assuming new forms, afflictions, powers, and symbols. Through every
age he walks in utter solitude
toward penance and redemption." E.S. Connell, Jr., Notes From A Bottle
The Beach At Carmel. New York, 1962. pp.61-2.
the early morning of July l6, 1979--fourteen weeks after the accident
at Three Mile Island...the dam at Church Rock burst, sending eleven
hundred tons of radioactive mill wastes and ninety million gallons
of contaminated liquid pouring (down the Rio
Puerco) toward Arizona." H. Wasserman & N. Soloman, Killing Our
Jackpile-Paguate mine, owned by Anaconda Minerals Corp., is located
on the Laguna Pueblo, 40 miles west of Albuquerque. For 29 years
this was the world's largest open pit uranium mine, with almost
25 million tons of ore extracted from 2656 acres. Some 2000 acres
of land covered by tailings and ore storage piles are currently
in the process of
arrive in Hades, but it's not a land of terrifying fire and molten
rock as expected, instead this looks like the ordinary world--blue
sky, green grass, streets lined with office buildings, trees, houses,
stores. The ordinary world, of ordinary things, I muse, shaking my
head in wonder." D.R. Dahl, The Blue Deer and Other Dreamtales.
Santa Barbara, CA., 1998. p.96.
Dosick, Dancing With God. San Francisco, 1997. p.63
basal ganglia: A.
Parent, Comparative Neurobiology of the Basal Ganglia New
York, 1986. p.235.
superior type: S.
Lonsdale, Animals and the Origins of Dance. p. 11.
Muschamp, "The Passages of Paris and of Benjamin's
seems to have settled into these spaces only with their (the arcades of 19th
Century Paris) decline, only as the orchestras themselves began to seem old-fashioned
in comparison to the new mechanical music. So that, in fact, these orchestras
would just as soon have taken refuge
there." W. Benjamin, The Arcades Project. Cambridge, MA., 1999.
of Hoover Dam began in 1931, and completed in 1935, two years ahead
schedule, the last of its 17 generators added in 1961.
Dam was the first man-made structure with a larger masonry mass of
the Great Pyramid of Giza. Its object was to control the Colorado River,
the cycles of drought and flood in the American southwest that incapacitated
the growth of the agricultural, and provide hydroelectric power to
Las Vegas and Southern California. Because of its remote site, roads

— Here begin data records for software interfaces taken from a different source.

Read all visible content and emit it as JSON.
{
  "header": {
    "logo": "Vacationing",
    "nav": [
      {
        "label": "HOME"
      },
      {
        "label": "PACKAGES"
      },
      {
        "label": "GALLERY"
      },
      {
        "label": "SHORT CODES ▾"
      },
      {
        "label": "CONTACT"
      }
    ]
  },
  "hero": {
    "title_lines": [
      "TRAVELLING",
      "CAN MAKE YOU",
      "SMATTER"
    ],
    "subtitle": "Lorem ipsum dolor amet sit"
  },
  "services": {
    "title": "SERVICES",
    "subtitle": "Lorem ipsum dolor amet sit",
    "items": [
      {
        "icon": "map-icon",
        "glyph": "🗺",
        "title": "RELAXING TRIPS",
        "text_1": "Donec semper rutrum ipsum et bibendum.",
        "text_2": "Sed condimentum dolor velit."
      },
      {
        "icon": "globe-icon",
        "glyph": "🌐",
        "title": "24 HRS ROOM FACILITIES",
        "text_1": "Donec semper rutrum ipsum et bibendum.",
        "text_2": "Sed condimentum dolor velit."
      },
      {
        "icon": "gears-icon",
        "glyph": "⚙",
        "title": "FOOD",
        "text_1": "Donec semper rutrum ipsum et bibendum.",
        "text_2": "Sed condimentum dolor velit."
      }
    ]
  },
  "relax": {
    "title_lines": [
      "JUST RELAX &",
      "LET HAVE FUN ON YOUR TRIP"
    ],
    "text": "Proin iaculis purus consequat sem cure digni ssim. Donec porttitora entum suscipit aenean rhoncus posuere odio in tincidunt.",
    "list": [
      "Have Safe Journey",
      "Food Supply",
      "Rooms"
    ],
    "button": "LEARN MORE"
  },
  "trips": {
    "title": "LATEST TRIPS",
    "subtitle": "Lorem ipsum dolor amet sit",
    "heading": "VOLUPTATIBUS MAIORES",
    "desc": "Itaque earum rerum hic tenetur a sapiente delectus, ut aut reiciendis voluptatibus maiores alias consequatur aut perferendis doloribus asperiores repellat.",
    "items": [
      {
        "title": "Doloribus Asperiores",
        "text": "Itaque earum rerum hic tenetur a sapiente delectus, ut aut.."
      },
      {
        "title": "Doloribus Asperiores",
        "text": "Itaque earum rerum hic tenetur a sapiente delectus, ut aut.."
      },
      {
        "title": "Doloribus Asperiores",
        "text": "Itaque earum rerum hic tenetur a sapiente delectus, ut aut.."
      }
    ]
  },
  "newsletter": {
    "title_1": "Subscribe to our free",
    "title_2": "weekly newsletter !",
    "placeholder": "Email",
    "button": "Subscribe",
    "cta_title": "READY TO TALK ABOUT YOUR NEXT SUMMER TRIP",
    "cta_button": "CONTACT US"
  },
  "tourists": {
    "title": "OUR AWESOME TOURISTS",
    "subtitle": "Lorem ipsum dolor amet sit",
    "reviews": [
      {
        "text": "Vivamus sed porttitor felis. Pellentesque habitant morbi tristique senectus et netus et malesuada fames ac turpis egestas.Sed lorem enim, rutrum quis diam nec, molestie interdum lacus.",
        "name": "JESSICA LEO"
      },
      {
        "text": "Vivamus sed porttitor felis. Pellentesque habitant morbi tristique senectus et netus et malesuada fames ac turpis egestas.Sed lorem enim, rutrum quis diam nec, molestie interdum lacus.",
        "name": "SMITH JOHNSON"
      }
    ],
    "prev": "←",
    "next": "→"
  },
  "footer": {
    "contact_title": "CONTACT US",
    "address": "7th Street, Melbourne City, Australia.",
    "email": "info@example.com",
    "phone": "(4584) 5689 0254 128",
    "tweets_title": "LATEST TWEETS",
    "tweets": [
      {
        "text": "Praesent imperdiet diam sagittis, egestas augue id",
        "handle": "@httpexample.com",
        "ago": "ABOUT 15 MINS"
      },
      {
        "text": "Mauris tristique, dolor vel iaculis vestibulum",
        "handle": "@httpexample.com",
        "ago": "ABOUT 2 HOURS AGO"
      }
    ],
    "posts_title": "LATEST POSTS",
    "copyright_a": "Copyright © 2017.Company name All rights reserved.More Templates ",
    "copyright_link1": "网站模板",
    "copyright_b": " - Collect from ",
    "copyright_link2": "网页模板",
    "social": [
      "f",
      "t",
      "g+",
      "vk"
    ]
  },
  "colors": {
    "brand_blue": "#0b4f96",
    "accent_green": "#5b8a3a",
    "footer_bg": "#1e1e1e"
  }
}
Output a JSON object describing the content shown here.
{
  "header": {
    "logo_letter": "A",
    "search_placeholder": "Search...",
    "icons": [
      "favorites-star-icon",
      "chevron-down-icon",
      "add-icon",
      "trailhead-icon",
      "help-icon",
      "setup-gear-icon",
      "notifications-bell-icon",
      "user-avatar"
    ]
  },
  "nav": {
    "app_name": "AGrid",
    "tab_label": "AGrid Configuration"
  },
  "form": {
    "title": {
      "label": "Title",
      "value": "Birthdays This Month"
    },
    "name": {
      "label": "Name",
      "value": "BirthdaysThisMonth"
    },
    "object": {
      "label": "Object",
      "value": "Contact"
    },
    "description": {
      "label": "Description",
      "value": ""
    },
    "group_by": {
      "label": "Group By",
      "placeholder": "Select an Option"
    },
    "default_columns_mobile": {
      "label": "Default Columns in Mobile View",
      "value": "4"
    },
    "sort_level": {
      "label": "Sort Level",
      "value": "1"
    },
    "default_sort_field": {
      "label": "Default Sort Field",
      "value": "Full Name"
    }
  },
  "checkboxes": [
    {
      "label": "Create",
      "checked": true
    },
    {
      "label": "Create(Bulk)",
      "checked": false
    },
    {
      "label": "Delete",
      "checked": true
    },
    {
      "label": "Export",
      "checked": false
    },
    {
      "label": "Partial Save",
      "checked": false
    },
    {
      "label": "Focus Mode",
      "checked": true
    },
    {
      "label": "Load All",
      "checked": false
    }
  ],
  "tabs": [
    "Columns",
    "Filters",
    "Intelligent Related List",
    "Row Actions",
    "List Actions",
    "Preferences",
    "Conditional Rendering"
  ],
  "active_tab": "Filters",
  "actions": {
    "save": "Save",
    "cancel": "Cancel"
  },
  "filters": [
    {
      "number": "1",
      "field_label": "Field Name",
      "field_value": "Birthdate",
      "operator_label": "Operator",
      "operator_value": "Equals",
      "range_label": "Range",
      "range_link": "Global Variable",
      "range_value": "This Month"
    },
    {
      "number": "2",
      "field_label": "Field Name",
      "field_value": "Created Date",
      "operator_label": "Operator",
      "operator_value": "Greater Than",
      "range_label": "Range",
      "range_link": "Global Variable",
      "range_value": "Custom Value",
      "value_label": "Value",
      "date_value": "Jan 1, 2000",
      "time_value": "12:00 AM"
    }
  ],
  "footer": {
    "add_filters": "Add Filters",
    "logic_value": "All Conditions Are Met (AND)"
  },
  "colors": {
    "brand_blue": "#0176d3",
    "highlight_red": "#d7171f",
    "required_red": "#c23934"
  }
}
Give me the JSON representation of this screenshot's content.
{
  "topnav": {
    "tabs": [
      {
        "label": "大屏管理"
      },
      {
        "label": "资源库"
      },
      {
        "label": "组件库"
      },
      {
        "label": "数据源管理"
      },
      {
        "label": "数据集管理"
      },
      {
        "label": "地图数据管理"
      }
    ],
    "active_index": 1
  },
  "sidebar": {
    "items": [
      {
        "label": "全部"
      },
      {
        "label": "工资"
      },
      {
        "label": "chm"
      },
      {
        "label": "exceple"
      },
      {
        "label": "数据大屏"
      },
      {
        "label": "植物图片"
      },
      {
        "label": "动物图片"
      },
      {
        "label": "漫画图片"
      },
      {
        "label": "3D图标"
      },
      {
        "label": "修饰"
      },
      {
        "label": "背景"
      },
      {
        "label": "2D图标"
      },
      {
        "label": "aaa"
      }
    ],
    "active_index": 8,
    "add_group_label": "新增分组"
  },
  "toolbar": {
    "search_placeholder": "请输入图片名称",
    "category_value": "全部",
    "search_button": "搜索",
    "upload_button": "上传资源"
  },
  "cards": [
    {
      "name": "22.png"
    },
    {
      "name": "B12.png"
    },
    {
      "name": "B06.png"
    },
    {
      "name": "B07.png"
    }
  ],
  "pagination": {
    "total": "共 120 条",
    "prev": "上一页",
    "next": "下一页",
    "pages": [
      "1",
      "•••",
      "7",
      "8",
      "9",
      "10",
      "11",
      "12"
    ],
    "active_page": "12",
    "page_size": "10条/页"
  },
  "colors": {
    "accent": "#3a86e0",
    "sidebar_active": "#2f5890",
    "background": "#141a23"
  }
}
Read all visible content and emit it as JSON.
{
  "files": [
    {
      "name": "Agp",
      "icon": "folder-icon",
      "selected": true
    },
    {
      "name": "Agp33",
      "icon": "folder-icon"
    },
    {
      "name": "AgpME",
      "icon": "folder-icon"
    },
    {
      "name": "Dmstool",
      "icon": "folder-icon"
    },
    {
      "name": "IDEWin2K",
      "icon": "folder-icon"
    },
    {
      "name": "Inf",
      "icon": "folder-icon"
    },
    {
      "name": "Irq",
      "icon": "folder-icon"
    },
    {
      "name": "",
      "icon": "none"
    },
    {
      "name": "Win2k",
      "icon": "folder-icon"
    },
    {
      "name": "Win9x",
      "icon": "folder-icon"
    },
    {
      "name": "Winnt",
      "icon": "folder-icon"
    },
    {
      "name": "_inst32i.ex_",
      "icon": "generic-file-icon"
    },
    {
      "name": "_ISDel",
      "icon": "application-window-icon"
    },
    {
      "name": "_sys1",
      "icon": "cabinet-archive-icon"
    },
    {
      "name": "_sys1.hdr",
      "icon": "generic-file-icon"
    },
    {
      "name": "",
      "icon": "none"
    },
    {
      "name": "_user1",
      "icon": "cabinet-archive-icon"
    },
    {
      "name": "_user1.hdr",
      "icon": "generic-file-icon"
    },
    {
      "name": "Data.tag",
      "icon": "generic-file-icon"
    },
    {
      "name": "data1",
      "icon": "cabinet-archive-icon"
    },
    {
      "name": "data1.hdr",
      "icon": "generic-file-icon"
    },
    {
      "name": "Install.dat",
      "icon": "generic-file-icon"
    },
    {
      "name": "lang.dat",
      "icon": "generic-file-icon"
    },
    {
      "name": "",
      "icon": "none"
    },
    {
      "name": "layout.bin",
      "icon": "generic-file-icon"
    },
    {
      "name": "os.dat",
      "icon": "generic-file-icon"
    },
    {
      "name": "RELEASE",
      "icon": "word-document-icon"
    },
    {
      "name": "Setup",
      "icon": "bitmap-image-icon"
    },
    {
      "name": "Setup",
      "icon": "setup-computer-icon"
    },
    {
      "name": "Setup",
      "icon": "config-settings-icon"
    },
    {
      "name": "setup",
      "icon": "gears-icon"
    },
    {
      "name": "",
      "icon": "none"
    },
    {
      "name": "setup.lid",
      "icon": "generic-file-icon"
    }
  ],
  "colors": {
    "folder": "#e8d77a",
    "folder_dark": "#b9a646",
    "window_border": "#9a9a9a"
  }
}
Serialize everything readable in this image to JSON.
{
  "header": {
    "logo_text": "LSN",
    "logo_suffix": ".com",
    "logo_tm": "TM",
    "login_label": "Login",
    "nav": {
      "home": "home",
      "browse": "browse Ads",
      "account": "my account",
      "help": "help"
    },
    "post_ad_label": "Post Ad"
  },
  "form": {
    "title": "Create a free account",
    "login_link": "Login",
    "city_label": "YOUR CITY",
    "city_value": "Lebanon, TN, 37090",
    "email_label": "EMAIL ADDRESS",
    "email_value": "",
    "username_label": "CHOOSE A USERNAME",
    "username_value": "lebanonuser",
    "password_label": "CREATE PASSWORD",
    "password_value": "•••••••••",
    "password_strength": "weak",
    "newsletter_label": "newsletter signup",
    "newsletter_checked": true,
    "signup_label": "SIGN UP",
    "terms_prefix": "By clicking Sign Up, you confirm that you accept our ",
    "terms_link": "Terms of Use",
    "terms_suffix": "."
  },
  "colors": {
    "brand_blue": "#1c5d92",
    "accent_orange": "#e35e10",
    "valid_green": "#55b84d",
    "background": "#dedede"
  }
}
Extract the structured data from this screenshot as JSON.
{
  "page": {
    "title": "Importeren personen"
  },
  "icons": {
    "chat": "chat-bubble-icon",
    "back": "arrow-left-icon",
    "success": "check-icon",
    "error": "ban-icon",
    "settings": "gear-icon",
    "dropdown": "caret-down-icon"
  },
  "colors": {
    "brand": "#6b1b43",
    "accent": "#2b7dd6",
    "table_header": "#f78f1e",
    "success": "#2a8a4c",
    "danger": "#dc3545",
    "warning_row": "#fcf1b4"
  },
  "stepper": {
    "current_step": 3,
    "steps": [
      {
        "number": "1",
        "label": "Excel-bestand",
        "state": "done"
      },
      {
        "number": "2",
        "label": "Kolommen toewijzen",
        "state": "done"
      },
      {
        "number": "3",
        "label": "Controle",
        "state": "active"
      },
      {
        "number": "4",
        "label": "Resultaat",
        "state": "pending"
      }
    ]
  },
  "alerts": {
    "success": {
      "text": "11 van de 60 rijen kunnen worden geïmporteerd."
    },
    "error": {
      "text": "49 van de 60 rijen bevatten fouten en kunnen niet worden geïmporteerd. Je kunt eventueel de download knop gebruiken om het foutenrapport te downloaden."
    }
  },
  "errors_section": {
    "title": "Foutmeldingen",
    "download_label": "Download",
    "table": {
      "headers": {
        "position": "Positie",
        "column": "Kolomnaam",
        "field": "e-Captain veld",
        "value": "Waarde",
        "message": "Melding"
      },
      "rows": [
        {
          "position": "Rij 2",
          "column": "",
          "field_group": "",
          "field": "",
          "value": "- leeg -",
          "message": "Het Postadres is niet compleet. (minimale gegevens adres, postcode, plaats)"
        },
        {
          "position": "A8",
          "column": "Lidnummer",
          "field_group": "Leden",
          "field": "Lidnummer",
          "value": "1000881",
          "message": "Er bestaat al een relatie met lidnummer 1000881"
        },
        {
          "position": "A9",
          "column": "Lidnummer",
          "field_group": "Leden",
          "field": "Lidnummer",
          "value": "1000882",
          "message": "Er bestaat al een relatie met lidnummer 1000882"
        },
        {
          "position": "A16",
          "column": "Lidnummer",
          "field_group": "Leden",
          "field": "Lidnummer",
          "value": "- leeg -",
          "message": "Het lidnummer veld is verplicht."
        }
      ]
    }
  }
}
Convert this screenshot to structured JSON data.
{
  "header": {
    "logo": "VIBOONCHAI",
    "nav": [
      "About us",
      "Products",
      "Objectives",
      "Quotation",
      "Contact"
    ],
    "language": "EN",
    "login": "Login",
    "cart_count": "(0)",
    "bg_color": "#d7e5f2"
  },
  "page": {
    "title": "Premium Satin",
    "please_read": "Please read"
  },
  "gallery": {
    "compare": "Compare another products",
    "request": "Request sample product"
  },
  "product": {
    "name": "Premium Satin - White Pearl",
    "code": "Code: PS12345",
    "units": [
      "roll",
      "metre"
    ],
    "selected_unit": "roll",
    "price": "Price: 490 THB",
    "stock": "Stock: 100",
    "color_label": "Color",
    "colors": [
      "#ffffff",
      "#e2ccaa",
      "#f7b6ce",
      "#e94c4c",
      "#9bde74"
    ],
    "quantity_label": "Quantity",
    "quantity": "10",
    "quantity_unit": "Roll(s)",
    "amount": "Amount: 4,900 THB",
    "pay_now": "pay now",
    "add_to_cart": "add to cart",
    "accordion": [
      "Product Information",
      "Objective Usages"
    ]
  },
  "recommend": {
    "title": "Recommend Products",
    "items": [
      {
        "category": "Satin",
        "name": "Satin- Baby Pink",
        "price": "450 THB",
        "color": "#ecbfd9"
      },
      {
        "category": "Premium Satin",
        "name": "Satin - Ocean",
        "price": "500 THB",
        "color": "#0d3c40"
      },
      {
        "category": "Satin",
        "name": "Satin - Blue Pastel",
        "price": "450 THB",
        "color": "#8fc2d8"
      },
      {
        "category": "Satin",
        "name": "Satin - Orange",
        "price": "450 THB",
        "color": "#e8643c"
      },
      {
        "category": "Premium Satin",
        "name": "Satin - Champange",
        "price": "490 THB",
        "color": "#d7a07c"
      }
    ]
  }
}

and railroad lines first had to be built, then the Colorado was temporarily
diverted into four tunnels.
construction could begin, "high-scalers" removed loose rock
from the eroded canyon walls. Swinging over a void with 44 lb. jackhammers,
and sticks of dynamite, they worked their ropes though a maze of electrical
lines, air hoses, and the risk of falling rocks and other objects.
Such was the danger from falling object that the men
improvised "hard-boiled hats" by coating cloth hats with coal
the company finally contracted for commercially made hard hats.
out: After the river was diverted, the canyon floor
was dredged down to bedrock, and concrete began to be poured in
rows and blocks through which refrigerated water was pumped, the
pipes, too, later filled with concrete, 3,250,000 cu yd. plus another
million in the appurtenant works, made from over 5 million barrels
of Portland cement and 4.5 million cu.
yds of aggregate.
a competition to find a monument for the dam, Oskar Hansen's surrealistic
thirty feet tall seated winged figures were chosen to adorn the
site. Hansen also was responsible for a star map being set in the
monument's floor, linking the moment the Hoover Dam was dedicated
with such events as the building of the pyramids and the birth
Snyder, "On the Path and Off the Trail." Antaeus.